OCEAN COUNTY – The ominous weather reports before Hurricane Sandy hit just before Halloween in October 2012 were not anything you’d want to hear. Neither were the police officers driving down our street warning us to leave before noon the following Monday.
We had to sign paperwork that Friday night acknowledging that if we did not leave, the township was not responsible for anything that happened to us or to our home. We signed.
We had never been ordered to leave our Bayville neighborhood before. We left. In the end, we couldn’t return home for seven months, until the house was repaired.
Sandy was within 50 miles of the New Jersey coast before it hit in Brigantine as an extratropical cyclone. The storm peppered the Jersey Shore with hurricane-force winds, record low pressure, and a huge storm surge along the coast.
“The storm becomes the worst hurricane to affect the state on record, killing 37 and causing nearly $30 billion in damages,” according to the National Oceanic and Atmospheric Administration (NOAA). “Widespread devastation is noted, particularly on Long Beach Island and the Barnegat Peninsula, where the Seaside Heights boardwalk collapses into the ocean.”
Sandy took the most lives, compared to a storm in August 1806 storm, which killed 21 residents.
Governor Chris Christie said the losses caused by Sandy were “going to be almost incalculable…The devastation on the Jersey Shore is probably going to be the worst we’ve ever seen.” 
And unfortunately, it looks like 2020 will be also be an active hurricane season. This year, again there will not be an El Nino to suppress Atlantic hurricane activity either, says NOAA.
“NOAA’s analysis of current and seasonal atmospheric conditions reveals a recipe for an active Atlantic hurricane season this year,” said Neil Jacobs, acting NOAA administrator. “Our skilled forecasters, coupled with upgrades to our computer models and observing technologies, will provide accurate and timely forecasts to protect life and property.”
The Atlantic hurricane season lasts from June 1st to Nov. 30. New Jersey’s tropical storm activity occurs between August and late October. Sandy pummeled New Jersey on Oct. 30, 2012.

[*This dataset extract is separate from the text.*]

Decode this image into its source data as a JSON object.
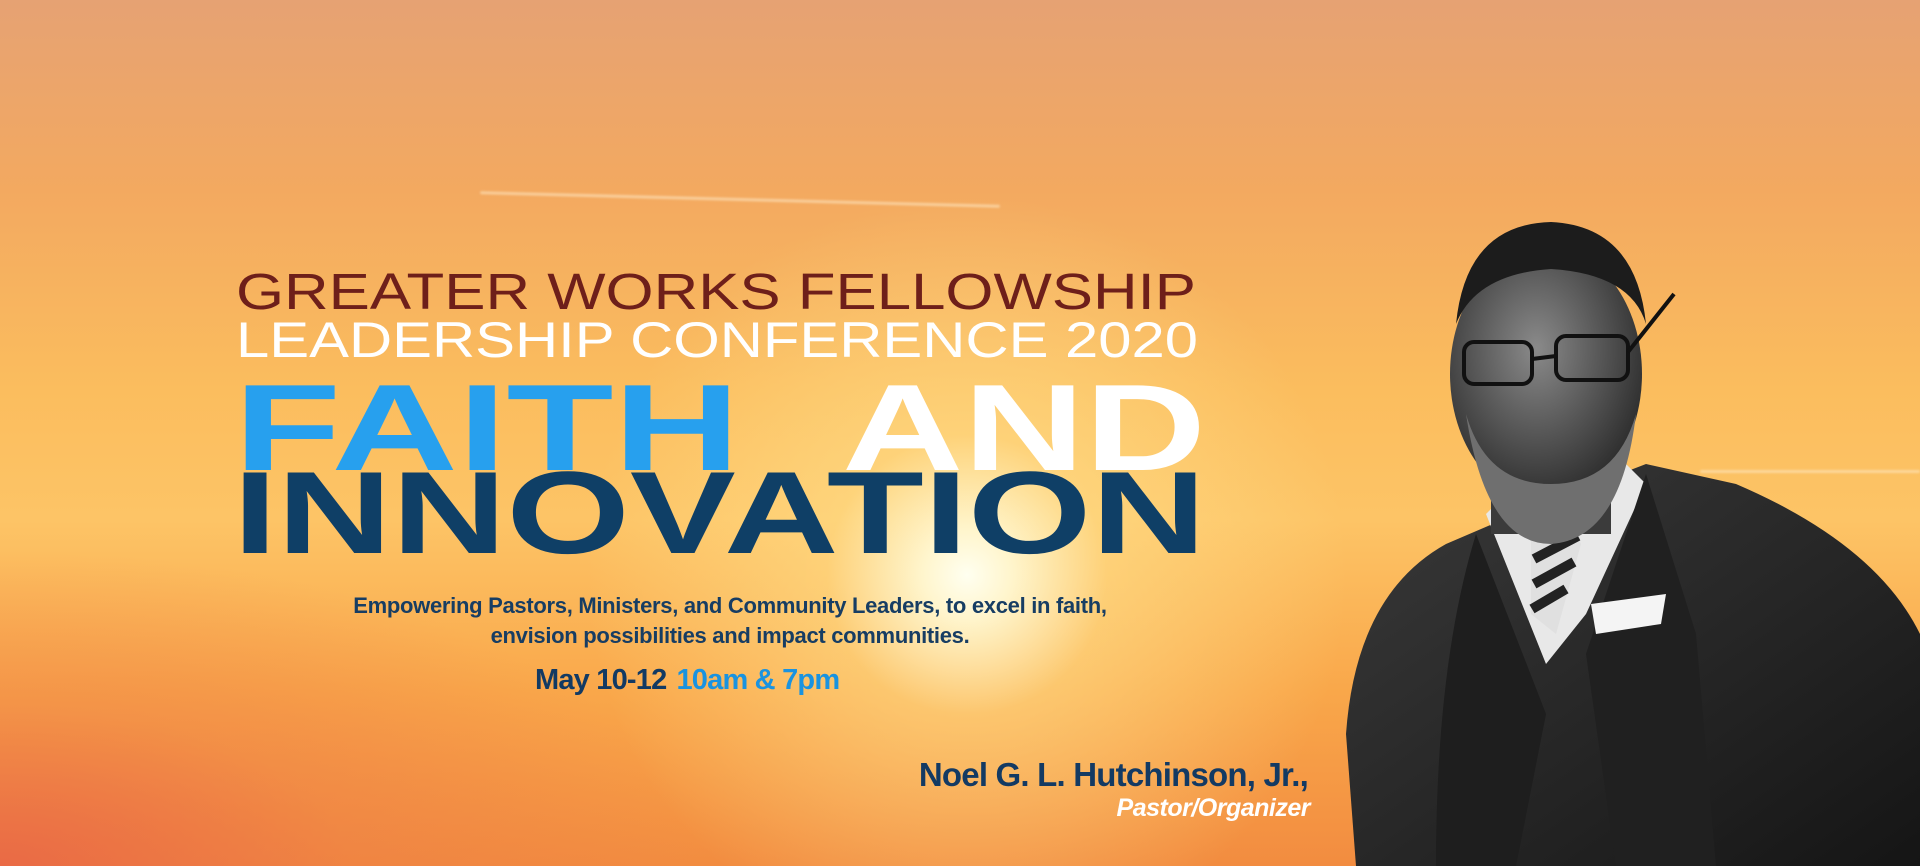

Warmer than usual sea surface temperatures in the tropical Atlantic Ocean and Caribbean Sea, reduced vertical wind shear, weaker tropical Atlantic trade winds and an enhanced west African monsoon season all increase the chances of an above-normal 2020 hurricane season.
A hurricane is a huge storm that can be up to 600 miles across and have strong winds spiraling inward and upward at speeds of 75 to 200 mph. They can be life-threatening as well as cause serious property-threatening hazards such as flooding, storm surge, high winds and tornadoes.
So what were some of the worst hurricanes and storms to batter the Jersey Shore?
The Perfect Storm – Oct. 31, 1991 – The 1991 Halloween Nor’easter brought massive waves of up to 30 feet. High tides along the Jersey Shore were only surpassed by those of the 1944 hurricane. Significant bay flooding occurred. Strong waves and intense winds caused extreme beach erosion. In all, damage amounted to $90 million (1991 USD), though no deaths occurred in the state.
The Great Atlantic Hurricane – September 1944 – Destroyed hundreds of homes, did major damage to Long Beach Island, Ocean City, Atlantic City and Cape May. Bridges in some towns were destroyed.
Hurricane Donna – September 1960 – The nor’easter brought 100 mph winds and 5 to 6 inches of rain in New Jersey. Nine people died in the state. The name “Donna” will never be used again for a hurricane because of the severity of the storm. The hurricane produced 105 mph (169 km/h) wind gusts and a storm surge of 6 feet (2 m) near Atlantic City, and 8.99 in (228 mm) of rainfall near Hammonton,. One person died related to a heart attack during the storm.
The Storm of March 1962 – Also known as the Great Storm of the Jersey Shore and the Ash Wednesday Storm. The late James J. Mancini – longtime mayor of Long Beach Township for decades and an Ocean County Freeholder – considered the March 1962 storm the worst on Long Beach Island. Six hundred homes on Long Beach Island were lost. Seven people died, including Long Beach Township Police Chief Angelo J. Leonetti, Township Police Commissioner Kenneth G. Chipman, First Aider Robert Osborn and two elderly couples.